-Tom Hibbard, poet and author
Infernal Drums is Anthony’s first fictional novel, set in Mexico during the 1990s, that explores the occult, along with the spiritual awakening of protagonist Jonah Burns, a writer and romantic. Infernal Drums is an edgy, offbeat, literary road novel that transmutes into a genre-splitting odyssey.
Infernal Drums takes the reader on a guided tour into the festering underworld of the drugwar-torn Mexico recent headlines have taught us all to fear. Anthony Wright knows his way around this seedy battlefield.
-William Hjortsberg, author/screenwriter of Falling Angel (Angel Heart) and Legend

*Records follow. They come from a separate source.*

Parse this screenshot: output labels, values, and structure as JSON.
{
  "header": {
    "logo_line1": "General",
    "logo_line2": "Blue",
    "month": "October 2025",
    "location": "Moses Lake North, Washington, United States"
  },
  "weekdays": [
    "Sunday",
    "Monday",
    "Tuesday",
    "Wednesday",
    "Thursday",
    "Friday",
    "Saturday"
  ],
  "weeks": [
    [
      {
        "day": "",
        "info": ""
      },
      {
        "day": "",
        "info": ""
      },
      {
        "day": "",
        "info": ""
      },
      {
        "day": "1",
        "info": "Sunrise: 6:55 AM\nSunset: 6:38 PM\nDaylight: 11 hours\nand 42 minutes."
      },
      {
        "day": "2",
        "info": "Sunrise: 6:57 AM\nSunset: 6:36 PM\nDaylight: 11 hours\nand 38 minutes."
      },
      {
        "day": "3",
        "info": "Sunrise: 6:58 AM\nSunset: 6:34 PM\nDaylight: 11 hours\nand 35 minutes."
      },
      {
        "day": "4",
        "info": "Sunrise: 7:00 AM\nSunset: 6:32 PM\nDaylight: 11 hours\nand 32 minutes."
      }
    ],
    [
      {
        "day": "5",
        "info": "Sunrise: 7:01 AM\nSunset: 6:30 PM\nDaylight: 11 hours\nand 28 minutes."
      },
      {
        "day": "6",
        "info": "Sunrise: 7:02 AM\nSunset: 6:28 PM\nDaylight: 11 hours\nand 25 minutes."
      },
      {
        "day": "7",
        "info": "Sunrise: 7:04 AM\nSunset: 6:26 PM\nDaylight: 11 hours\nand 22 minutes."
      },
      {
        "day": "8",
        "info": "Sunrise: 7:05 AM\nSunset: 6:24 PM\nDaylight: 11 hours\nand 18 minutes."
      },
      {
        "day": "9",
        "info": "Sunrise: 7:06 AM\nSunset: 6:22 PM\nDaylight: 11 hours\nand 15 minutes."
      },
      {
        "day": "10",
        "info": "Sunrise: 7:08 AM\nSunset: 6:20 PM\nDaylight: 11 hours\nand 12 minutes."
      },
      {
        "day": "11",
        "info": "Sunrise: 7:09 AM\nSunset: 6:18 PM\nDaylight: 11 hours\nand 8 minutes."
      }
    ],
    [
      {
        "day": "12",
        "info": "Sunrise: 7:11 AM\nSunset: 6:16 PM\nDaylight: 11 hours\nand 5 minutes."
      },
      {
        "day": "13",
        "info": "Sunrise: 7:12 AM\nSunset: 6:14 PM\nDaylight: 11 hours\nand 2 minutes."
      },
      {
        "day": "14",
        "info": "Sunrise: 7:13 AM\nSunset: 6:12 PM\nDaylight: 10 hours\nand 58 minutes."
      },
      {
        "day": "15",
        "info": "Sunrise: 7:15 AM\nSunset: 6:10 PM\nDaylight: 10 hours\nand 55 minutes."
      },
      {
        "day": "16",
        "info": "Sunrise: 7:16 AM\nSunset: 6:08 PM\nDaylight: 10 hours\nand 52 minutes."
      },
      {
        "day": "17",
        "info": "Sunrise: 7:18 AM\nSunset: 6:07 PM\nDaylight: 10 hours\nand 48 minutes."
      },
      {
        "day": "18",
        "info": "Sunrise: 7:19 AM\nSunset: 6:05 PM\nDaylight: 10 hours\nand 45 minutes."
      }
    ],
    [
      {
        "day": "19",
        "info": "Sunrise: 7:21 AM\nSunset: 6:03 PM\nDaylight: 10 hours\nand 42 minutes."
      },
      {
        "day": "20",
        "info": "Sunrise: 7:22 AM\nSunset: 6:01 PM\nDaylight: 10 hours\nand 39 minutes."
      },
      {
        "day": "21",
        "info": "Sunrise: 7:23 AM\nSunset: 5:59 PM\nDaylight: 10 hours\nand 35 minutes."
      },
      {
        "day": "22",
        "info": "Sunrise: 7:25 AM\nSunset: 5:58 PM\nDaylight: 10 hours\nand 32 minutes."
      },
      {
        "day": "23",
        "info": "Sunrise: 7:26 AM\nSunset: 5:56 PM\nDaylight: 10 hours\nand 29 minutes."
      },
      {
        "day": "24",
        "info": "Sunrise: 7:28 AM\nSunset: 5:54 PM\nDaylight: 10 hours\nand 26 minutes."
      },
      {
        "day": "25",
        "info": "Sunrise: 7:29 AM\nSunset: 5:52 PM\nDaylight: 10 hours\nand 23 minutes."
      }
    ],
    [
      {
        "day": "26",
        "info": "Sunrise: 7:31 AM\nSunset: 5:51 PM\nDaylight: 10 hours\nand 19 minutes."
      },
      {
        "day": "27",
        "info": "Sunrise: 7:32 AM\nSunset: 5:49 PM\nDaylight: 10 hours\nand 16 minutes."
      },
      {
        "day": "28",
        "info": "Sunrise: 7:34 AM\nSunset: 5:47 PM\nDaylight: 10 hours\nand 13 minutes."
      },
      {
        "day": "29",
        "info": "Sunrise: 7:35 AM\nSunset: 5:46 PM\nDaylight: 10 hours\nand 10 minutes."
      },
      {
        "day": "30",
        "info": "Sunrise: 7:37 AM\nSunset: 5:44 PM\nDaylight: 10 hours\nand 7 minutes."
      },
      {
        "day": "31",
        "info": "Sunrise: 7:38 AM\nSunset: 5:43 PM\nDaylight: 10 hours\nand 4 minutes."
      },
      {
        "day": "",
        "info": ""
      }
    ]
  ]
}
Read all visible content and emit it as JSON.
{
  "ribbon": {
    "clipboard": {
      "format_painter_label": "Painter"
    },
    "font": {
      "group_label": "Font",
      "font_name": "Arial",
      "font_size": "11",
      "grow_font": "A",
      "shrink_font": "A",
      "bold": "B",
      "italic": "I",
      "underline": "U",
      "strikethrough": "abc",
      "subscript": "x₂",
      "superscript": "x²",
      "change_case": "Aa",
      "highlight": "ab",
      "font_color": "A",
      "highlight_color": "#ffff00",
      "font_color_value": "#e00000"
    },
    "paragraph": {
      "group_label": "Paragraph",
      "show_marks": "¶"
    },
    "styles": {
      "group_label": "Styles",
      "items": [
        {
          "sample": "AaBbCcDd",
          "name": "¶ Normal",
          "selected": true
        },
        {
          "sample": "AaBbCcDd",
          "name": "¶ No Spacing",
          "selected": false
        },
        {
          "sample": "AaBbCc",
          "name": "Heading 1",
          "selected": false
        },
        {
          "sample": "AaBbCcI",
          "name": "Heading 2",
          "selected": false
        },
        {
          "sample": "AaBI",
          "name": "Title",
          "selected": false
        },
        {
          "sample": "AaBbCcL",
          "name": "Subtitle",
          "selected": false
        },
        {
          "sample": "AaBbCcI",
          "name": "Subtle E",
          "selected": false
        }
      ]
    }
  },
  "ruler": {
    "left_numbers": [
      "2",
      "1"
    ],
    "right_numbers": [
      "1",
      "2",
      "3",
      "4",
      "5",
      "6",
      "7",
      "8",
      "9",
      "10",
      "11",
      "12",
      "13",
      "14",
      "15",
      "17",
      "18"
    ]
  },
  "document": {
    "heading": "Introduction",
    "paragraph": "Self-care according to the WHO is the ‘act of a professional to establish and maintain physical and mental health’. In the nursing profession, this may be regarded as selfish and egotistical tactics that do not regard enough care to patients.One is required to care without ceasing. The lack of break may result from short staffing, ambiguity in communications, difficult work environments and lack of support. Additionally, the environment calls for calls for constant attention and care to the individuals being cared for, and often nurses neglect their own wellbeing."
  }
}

Moon Willow Press is a new small press in Port Moody, British Columbia and works to give back to the environment in order to offset materials used in publishing. The publisher has signed the Book Treatise on Environmentally Responsible Publishing and is a member of Green Press Initiative. MWP prints only post-consumer and FSC-certified fiber, contracts with printers using totally chlorine-free print processes, and donates a portion of profits to Eco-Libris: Plant a tree for every book you read and other non-profits working to preserve and restore forests around the world.
Rick Schober of Vox Redux Press is putting together a book slated for publication later this year that will have eight out-of-print and lengthy interviews with Gregory Corso, along with other interviews, including:
- “Interview with Gregory Corso” by Michael Andre, Unmuzzled Ox (1973)
- “I’m Poor Simple Human Bones: An Interview with Gregory Corso” by Robert King, The Beat Diary (1977)
- The Riverside Interviews 3: Gregory Corso by Gavin Selerie (1982)
- “Humor the Butcher: Interview with Gregory Corso” by Victor Brockis, The Drummer (1973)
- “Interview with Gregory Corso” by Douglas Calhoun, Athanor (1973)
- Transcript of Corso’s appearances in the documentary film What Happened to Kerouac? by Richard Lerner and Lewis MacAdams (1986)
For more information, check out Kickstarter.com, the book project page, where you can also pledge to support the book. Rick has the support of author Bill Morgan, Ginsberg’s estate, and film producer Richard Lerner, among others.